But to understand Cummings maturity as a poet, one has to balance both how he benefited and scorned the bubble that was the posh and coddled society of Cambridge from whence he came. Cummings best poetry is relatively simple with a whiff of satire, or even scorn, taking nothing much seriously, except for the very seriousness of his favorite topic – love. Cummings seemed to never have escaped the puritan expectations that goes with being a minister’s son and yet that very yoke seemed to be the thing he needed most to eventually put to paper some of the most beautiful love poems of the past 100 years. The fact that sex was not a topic of conversation in the Cummings household growing up maybe why he was more than a bit fixated on it as an adult. However, Cummings faith and his father’s influence never left him and so in Cummings creativity, the playfulness of language becomes the smokescreen to purify the passion that still clearly rests beneath the surface of his best work. Cummings unconventional use of language was a way to make acceptable even the most graphic of his emotions.
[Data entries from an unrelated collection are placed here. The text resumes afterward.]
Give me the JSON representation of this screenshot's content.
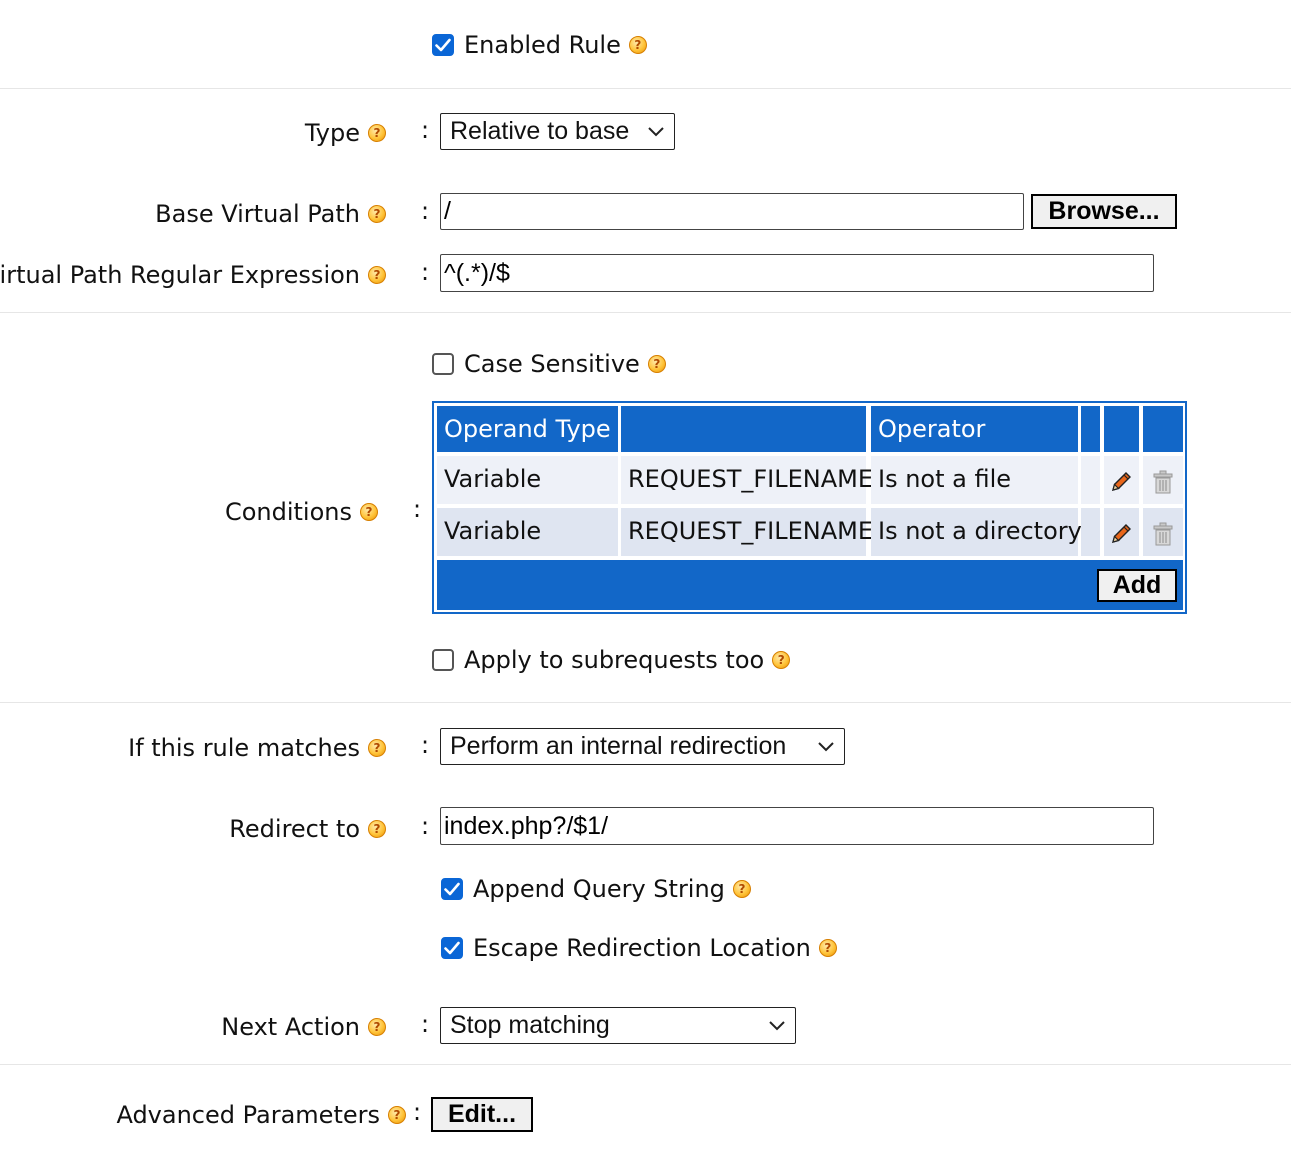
{
  "enabled_rule": {
    "label": "Enabled Rule",
    "checked": true
  },
  "type": {
    "label": "Type",
    "value": "Relative to base"
  },
  "base_virtual_path": {
    "label": "Base Virtual Path",
    "value": "/",
    "browse_label": "Browse..."
  },
  "regex": {
    "label": "Virtual Path Regular Expression",
    "value": "^(.*)/$"
  },
  "case_sensitive": {
    "label": "Case Sensitive",
    "checked": false
  },
  "conditions": {
    "label": "Conditions",
    "headers": [
      "Operand Type",
      "",
      "Operator",
      "",
      "",
      ""
    ],
    "rows": [
      {
        "operand_type": "Variable",
        "operand": "REQUEST_FILENAME",
        "operator": "Is not a file"
      },
      {
        "operand_type": "Variable",
        "operand": "REQUEST_FILENAME",
        "operator": "Is not a directory"
      }
    ],
    "add_label": "Add"
  },
  "apply_subrequests": {
    "label": "Apply to subrequests too",
    "checked": false
  },
  "if_matches": {
    "label": "If this rule matches",
    "value": "Perform an internal redirection"
  },
  "redirect_to": {
    "label": "Redirect to",
    "value": "index.php?/$1/"
  },
  "append_query": {
    "label": "Append Query String",
    "checked": true
  },
  "escape_redirect": {
    "label": "Escape Redirection Location",
    "checked": true
  },
  "next_action": {
    "label": "Next Action",
    "value": "Stop matching"
  },
  "advanced": {
    "label": "Advanced Parameters",
    "edit_label": "Edit..."
  },
  "colon": ":",
  "help_glyph": "?",
  "colors": {
    "accent": "#1267c8",
    "checkbox": "#0a66d6",
    "help": "#ffc43a"
  }
}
Though Cummings would live a most unconventional, conventional life, fathering his only child, a daughter, while having an affair with his best friend’s wife, his best love poems convey the unconditional love that he found compelling in his faith and yet a bit elusive in his real life as a young man, at least until he met Marion Morehouse.

it is at moments after i have dreamed

by e. e. cummings

It is at moments after i have dreamed
of the rare entertainment of your eyes,
when(being fool to fancy)i have deemed
with your peculiar mouth my heart made wise;
at moments when the glassy darkness holds

the genuine apparition of your smile
(it was through tears always)and silence moulds
such strangeness as was mine a little while;

moments when my once more illustrious arms
are filled with fascination, when my breast
wears the intolerant brightness of your charms:

one pierced moment whiter than the rest

– turning from the tremendous lie of sleep
i watch the roses of the day grow deep